Interface dataset entries:
◆ ◆ ◆
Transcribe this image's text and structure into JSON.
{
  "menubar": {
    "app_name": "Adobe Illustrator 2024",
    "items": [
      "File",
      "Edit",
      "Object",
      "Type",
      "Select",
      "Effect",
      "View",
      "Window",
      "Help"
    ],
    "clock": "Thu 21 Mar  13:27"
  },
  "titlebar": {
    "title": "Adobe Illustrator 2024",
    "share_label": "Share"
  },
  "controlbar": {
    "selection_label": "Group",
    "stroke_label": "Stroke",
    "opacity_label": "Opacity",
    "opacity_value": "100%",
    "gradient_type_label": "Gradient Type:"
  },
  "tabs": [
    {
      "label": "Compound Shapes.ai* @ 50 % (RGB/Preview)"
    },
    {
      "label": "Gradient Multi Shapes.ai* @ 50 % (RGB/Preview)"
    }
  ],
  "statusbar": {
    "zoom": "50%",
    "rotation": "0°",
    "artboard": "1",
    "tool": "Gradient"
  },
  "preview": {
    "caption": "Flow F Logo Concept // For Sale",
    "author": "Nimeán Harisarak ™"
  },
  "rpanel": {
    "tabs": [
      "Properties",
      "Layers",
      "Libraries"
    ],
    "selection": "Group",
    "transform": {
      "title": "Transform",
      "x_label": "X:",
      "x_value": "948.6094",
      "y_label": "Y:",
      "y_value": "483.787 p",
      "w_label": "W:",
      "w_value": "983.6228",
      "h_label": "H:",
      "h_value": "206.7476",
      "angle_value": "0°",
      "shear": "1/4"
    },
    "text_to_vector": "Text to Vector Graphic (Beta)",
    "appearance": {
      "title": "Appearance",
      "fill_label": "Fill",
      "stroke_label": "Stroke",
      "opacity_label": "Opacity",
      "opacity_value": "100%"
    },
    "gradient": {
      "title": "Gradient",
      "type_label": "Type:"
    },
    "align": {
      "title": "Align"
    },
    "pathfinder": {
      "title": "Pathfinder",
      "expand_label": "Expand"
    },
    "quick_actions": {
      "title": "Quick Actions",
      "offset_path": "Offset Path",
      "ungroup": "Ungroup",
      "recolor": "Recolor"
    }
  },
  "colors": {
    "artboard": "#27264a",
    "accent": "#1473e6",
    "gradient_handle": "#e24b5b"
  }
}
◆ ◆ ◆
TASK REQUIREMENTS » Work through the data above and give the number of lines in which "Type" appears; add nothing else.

EXERCISE RESPONSE » 3